This 1999 release tells the story of Diana, a vampire-cum-artist who uses the blood of her victims to paint their final portraits. Her partner, Edmond, no longer approves of her actions and only 2 days before her art gallery opening decides to leave the fold. You see, Edmond has been supplying our bloodsucker with her “models” and he thinks it’s time to stop the killing. Diana thinks otherwise. Diana hangs the threat of vampirism above Ed’s head and up until now he’s been, if not willing, at least a competent and compliant servant – but no more. Ed has had it and eventually enlists the aid of his friends and father to help do the fang-toothed bitch in.
“Drawing Blood” appears to be the one and only time Sergio Lapel has found his way behind the camera to direct a film and it’s unfortunate too. Lapel displays a fairly good eye for the art of movie making as well as some fine comedic timing. The credit sequence is every bit as stylish as David Fincher (“Se7en,” “Fight Club”) and much of the black humor is as spot-on as John Waters (“Serial Mom,” “Pink Flamingos”). Of course this ultra-low budget exploiter is far from perfect as it bounces haphazardly from art house horror film to trashy comedy to erotic thriller, but overall, Lapel’s directorial debut does well. It’s uneven as hell, but a good time just the same.
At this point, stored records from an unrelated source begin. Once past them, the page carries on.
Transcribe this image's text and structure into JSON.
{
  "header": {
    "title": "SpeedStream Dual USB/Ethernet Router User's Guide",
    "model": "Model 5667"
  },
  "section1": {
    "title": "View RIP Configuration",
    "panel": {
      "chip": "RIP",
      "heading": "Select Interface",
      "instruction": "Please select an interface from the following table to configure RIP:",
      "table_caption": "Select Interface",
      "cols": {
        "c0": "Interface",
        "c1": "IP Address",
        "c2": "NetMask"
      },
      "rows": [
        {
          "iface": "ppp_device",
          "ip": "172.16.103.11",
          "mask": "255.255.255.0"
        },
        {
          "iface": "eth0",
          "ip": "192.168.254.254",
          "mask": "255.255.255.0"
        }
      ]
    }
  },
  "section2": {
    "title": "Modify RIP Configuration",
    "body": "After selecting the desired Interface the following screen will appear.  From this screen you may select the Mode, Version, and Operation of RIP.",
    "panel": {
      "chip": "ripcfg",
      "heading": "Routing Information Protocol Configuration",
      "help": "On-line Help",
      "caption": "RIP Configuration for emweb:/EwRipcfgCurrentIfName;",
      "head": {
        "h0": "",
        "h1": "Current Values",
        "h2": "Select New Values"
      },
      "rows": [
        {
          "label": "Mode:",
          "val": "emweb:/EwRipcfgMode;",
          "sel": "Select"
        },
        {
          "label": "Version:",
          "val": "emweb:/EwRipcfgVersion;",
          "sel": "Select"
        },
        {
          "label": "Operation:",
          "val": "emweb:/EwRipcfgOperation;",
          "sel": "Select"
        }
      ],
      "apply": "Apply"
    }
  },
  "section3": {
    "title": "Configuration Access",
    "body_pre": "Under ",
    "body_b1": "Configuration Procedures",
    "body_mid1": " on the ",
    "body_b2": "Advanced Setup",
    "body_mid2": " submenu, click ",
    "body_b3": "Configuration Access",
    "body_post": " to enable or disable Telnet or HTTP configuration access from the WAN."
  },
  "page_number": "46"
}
Some copies of this Troma DVD contain 2 other features; “Blood Spell” and “Alien Blood”.